Ofsted boss tells UTCs to ‘radically improve to survive’

Ofsted boss tells UTCs to 'radically improve to survive'

Ofsted’s chief inspector has slammed university technical colleges (UTC) and told them that they need to make “radical improvement” if the model is to survive.

Sir Michael Wilshaw, who has been a champion of the controversial 14 to 19 vocational institutions during his tenure as the education watchdog’s boss, spoke out at the Baker Dearing Conference in London this morning.

He said that to date, consistency in their performance has been missing and the UTC track record is “patchy”.

It comes after FE Week revealed yesterday that just one of the 14 inspected UTCs has been rated outstanding, seven were considered good, five got requires improvement results, and one was branded inadequate.

Sir Michael told delegates at the Baker Dearing Conference today: “You need to be doing significantly better than this, particularly because, unlike GFE colleges, you largely focus on one vocational or technical specialist area.

“If the UTC movement is to survive and prosper, then radical improvement is necessary.

“If this doesn’t happen, politicians will come to the conclusion that the model is flawed and not worthy of further political or financial support.”

It also comes after FE Week’s exclusive analysis showed a lack of inspections to UTCs following Ofsted’s new policy dictating that schools which opened after September 2014 would not be inspected until their third year.

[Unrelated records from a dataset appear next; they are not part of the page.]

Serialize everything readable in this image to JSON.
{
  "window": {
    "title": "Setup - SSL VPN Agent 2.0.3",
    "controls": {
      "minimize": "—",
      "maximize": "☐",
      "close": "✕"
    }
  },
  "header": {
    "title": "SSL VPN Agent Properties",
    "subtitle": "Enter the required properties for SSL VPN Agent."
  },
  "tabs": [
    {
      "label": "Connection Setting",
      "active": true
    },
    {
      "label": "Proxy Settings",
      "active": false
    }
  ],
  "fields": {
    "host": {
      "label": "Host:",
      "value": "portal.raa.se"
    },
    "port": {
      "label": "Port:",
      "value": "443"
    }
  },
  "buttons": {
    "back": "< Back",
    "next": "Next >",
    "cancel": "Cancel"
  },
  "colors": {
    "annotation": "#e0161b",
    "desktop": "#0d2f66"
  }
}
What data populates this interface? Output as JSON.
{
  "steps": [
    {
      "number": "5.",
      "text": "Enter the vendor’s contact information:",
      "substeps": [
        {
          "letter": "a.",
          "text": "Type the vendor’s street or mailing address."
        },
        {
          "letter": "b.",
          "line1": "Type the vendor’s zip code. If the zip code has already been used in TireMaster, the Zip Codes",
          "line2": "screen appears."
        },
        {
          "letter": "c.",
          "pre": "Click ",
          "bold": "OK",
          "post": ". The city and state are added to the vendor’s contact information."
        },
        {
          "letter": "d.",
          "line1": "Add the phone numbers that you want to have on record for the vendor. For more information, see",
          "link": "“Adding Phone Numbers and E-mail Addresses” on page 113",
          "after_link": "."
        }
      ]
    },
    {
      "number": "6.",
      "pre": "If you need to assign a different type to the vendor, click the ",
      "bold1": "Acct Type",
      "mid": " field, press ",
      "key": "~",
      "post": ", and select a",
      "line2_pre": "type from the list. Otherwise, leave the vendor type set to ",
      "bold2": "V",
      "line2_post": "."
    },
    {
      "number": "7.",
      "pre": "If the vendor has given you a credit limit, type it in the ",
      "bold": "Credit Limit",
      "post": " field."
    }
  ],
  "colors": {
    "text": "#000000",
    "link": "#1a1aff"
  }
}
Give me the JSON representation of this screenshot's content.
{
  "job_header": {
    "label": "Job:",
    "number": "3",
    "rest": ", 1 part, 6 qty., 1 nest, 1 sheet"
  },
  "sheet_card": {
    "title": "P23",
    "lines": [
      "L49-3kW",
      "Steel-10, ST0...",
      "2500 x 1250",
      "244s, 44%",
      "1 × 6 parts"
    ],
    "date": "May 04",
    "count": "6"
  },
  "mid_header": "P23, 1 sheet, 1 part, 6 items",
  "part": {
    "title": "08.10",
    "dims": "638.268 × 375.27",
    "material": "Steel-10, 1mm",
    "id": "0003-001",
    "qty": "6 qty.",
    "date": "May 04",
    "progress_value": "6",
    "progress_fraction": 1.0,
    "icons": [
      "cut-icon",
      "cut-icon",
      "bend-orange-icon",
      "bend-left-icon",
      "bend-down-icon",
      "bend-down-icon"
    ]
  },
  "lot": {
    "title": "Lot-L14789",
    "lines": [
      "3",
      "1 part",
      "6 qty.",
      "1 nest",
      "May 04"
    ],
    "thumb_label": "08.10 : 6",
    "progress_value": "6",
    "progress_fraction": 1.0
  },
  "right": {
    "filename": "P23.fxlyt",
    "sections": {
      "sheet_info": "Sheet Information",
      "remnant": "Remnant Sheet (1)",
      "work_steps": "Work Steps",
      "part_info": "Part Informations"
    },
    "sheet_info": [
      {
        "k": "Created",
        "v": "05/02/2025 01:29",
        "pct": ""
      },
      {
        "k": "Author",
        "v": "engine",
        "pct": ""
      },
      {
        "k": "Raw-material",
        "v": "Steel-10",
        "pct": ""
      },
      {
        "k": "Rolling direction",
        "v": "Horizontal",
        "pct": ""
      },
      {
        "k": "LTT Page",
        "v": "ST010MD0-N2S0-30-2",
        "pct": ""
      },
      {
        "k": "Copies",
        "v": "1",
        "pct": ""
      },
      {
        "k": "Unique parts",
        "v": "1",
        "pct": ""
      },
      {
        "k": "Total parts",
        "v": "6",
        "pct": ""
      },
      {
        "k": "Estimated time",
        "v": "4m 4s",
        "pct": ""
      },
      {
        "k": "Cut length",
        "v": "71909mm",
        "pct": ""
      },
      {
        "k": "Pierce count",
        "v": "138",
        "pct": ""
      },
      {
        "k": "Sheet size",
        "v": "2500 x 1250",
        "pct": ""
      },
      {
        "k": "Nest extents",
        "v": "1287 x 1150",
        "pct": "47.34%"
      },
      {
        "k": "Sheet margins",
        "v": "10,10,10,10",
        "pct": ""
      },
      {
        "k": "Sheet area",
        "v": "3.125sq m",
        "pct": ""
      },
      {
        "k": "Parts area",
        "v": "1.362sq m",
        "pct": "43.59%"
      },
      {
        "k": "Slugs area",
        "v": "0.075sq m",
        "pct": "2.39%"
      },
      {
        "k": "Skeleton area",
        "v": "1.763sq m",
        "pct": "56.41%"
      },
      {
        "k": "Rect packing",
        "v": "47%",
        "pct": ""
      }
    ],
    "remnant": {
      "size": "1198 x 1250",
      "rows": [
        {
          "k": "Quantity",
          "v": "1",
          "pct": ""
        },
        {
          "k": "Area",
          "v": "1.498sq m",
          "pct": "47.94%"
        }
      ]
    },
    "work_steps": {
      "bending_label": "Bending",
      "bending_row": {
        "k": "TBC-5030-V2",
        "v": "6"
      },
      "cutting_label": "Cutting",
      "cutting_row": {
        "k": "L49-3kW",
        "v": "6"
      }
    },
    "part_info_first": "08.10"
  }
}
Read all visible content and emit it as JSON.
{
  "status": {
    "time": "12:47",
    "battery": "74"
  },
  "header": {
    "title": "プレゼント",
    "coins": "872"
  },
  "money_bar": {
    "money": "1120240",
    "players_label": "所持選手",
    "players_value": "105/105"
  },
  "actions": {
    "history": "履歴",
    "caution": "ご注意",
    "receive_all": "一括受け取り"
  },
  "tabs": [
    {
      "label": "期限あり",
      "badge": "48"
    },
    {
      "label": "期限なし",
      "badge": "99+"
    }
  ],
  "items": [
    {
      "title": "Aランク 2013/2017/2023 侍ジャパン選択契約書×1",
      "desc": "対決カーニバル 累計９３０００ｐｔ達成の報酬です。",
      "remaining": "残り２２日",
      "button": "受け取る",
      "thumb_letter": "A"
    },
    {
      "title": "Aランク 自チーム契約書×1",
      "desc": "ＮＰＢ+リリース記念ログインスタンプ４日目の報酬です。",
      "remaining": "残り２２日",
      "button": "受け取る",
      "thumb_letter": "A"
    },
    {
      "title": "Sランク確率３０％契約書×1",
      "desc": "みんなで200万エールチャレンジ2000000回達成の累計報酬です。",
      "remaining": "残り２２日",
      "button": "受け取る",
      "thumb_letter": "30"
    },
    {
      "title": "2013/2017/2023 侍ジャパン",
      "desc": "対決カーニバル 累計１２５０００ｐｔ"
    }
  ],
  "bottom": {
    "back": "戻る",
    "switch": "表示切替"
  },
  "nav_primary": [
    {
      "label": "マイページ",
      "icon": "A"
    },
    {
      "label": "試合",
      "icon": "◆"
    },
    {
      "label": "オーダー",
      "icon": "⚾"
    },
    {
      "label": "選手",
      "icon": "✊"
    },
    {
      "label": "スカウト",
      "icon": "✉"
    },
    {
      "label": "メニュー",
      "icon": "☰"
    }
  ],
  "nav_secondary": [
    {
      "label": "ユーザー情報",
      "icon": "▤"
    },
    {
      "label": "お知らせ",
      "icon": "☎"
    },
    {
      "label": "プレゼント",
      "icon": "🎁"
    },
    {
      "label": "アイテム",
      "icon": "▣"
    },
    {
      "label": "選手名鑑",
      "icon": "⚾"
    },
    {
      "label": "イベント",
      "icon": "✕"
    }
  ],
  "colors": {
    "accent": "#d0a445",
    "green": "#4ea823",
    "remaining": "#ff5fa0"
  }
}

FE Week found that half of the 28 UTCs that have been open for two or more years are yet to be inspected and graded by Ofsted.

Despite his call for radical improvements to the vocational institutions, Sir Michael also used his speech to reiterate his call for the government to insist that every major multi-academy trust (MAT) includes a UTC.

He said: “I have argued that every medium or large multi-academy trust or federation should contain a UTC.

“Such an arrangement would enable young people to transfer across institutions in the cluster to follow a route into high-level academic or vocational study.

“Pupils on either path would be free to access the specialist teaching available in the other and would not be stuck in one route.”

Yet UTCs are still experiencing ongoing problems with student recruitment since the model’s inception in 2010.

Four UTCs have closed or are about to close and FE Week found in February that 40 per cent of those that opened between 2010 and 2013 saw student numbers fall for the current academic year.

In response to Sir Michael’s speech today, a spokesperson for The Baker Dearing Educational Trust, which develops and promotes the concept of UTCs, said: “Sir Michael Wilshaw’s speech underlinned his support for the UTC model and the importance he places on technical education.

“Although some UTCs have been judged below good the majority of those who have been subject to inspections have been judged good or outstanding.

“We are pleased to have the support of Sir Michael and look forward to continue working with Ofsted as the UTC programme develops.”